Content that I'm obsessed with
August 2, 2022
A constantly updating collection of content that I highly recommend to others.
Everything Everywhere all at Once - at moments you're not sure exactly what you're watching, in the best way possible. Stunning visual effects, sharp dialogue, and a modern hero's journey. All playing out in the setting of mother reevaluating her relationship with her daughter and considering other choices she could have made along the way.
Charade - a time capsule for an older Hollywood. Fast banter with twists and turns that keep you guessing for two hours. My introduction to Cary Grant and Audrey Hepburn, which shocked my parents but it's better late than never.
White Lotus (HBO) - episodic exploration of racial tension, power imbalance, and a manic supervisor. All backed by beautiful hawaiian views and the sound of waves. In the end, Quinn was the only one that really had a holiday.
Prehistoric Planet (Apple TV+) - incredibly photorealistic rendering of dinosaurs. Cites broad research on lifestyles and mating patterns of different animals, not just their visual presence. Genuinely as if Planet Earth was filmed eons ago.
After the Fall (Ben Rhodes) - an exploration of modern american society and democracies around the world. I find Ben to be one of the crispest thinkers on international relations out there. This book is both personal and poignant about political failures we've made since the fall of the berlin wall and the machinations supporting and fighting against the liberal project.
The Idiot (Elif Batuman) - a college coming of age story playing out with the added complications of email. It's a simplified world of the challenges we face today in meeting and developing relationships online. It also explores themes of language either being enabling or limiting - sometimes the constraints give you descriptive power, sometimes they limit you from saying what you really mean.
Lords of Finance (Liaquat Ahamed) - a chronology of the development of the worldwide financial system in the 20th century, that led to the core system that we're still operating within today. Discusses the why of both policy and personalities that dropped gold for floating currency and why central banks might not be a bad idea.
The Mom Test (Rob Fitzpatrick) - an immensely practical book on need discovery, highlighting the early traps that many founders encounter when doing user research.
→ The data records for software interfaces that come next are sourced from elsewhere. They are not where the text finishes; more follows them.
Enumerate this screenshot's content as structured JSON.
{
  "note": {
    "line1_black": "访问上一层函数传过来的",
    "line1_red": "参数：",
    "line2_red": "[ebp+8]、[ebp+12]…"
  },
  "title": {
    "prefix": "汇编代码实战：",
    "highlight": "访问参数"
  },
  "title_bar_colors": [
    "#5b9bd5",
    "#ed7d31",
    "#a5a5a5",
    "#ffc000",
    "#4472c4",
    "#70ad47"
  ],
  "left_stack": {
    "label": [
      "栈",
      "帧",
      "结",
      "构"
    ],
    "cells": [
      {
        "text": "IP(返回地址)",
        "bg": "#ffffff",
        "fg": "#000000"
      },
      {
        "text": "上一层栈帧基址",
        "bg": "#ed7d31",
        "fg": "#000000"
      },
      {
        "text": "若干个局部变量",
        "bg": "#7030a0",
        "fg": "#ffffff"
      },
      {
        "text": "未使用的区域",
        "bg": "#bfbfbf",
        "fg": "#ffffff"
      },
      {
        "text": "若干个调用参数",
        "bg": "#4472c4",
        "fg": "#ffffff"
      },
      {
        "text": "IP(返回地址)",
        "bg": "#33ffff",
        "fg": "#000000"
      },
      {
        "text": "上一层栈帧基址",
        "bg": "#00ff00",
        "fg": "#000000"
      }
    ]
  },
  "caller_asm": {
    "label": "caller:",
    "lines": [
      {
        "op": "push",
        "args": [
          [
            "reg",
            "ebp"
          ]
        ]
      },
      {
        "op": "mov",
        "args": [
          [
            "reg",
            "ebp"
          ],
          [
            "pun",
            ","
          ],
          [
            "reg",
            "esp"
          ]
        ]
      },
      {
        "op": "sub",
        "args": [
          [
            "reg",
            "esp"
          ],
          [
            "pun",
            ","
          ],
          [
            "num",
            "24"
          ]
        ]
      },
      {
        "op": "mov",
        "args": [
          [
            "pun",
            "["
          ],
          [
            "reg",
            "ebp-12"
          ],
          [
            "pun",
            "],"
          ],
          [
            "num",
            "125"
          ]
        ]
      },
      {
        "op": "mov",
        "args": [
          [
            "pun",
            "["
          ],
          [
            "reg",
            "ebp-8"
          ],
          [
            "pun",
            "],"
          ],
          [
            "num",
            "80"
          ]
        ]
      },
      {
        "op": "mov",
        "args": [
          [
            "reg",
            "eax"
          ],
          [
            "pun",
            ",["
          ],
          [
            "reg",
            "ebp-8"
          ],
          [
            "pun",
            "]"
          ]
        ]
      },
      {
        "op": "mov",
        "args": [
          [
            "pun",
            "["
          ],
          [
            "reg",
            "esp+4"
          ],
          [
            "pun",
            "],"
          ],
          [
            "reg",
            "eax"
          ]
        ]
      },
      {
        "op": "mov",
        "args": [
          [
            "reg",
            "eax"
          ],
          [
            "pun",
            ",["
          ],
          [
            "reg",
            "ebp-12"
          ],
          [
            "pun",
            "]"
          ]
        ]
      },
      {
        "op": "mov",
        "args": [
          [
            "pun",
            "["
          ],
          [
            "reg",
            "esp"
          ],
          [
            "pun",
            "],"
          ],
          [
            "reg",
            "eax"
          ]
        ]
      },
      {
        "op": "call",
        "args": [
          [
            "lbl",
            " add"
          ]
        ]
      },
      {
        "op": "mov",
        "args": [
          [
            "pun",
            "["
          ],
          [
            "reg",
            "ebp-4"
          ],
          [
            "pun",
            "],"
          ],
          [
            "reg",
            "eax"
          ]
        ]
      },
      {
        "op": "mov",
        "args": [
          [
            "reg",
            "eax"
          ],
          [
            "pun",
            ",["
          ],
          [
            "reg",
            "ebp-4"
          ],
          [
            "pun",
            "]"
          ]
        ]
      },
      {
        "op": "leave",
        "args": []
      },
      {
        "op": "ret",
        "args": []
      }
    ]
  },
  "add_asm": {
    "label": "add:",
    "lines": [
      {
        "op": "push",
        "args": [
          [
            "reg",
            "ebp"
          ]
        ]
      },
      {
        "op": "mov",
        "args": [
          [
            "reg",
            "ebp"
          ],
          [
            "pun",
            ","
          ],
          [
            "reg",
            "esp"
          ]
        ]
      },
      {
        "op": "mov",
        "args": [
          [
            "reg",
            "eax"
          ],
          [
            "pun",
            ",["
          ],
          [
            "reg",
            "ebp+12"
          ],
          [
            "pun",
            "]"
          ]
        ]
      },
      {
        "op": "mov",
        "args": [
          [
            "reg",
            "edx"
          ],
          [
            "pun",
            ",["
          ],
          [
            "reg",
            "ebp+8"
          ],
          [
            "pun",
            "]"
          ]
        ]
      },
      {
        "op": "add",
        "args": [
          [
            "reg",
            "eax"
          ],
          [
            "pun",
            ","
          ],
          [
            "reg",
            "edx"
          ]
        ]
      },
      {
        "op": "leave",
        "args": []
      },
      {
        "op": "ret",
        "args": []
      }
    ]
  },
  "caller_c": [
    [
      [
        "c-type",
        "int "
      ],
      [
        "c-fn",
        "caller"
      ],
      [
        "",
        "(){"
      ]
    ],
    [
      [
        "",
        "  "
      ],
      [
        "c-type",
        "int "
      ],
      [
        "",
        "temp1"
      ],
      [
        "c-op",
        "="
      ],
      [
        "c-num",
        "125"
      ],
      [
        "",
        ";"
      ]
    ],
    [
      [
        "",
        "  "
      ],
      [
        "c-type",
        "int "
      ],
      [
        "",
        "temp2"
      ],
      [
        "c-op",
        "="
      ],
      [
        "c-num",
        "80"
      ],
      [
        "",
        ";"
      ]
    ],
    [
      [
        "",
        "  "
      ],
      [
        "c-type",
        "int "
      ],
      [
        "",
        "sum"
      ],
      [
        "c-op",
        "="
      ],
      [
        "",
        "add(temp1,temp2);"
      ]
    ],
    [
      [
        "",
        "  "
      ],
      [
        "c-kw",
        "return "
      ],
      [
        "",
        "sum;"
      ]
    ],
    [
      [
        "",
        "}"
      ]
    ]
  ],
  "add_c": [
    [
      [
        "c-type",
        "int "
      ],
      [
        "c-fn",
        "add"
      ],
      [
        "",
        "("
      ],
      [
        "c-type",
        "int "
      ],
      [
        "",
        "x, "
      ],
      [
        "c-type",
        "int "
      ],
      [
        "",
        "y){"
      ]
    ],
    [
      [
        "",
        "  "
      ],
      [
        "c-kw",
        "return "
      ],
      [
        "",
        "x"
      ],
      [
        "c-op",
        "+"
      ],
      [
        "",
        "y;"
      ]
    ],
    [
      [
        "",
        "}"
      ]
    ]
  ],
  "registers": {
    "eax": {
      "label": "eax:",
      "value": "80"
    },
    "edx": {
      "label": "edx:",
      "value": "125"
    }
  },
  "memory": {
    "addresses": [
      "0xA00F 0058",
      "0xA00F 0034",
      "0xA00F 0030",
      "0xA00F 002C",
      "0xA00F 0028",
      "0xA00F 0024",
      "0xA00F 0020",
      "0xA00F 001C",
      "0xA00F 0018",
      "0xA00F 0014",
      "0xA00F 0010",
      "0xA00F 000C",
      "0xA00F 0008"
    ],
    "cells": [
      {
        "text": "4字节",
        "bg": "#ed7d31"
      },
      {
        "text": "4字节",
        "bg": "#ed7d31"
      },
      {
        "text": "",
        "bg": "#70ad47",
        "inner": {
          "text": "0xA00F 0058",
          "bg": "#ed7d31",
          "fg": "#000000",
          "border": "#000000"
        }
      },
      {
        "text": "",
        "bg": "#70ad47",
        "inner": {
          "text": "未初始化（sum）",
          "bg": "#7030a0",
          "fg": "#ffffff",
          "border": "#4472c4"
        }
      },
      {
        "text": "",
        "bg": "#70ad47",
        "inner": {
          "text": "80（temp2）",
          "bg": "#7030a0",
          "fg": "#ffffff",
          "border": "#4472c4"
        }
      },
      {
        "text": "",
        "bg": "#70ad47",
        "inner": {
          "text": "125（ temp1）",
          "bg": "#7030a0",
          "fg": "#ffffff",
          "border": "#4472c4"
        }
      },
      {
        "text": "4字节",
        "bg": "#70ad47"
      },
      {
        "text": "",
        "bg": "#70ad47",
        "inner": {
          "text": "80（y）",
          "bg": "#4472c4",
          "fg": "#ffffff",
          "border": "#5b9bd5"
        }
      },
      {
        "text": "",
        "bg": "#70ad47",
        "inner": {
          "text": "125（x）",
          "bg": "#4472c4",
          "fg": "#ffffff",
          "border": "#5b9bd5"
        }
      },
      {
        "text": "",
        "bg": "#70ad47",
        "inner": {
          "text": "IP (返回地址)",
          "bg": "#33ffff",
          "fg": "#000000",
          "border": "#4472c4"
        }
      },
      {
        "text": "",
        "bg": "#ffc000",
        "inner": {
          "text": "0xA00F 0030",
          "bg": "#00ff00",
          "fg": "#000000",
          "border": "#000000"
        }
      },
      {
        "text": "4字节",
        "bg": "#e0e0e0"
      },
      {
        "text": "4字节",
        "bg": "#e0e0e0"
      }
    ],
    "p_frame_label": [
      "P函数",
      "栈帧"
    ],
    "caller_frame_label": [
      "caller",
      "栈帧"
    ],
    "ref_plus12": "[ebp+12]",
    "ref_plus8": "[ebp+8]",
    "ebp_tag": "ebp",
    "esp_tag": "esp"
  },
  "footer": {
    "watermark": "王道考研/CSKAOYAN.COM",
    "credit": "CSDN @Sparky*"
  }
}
The book is oriented as a "how-to" guide with example questions and cautionary tales that is worth revisiting every cycle of product interview conversations.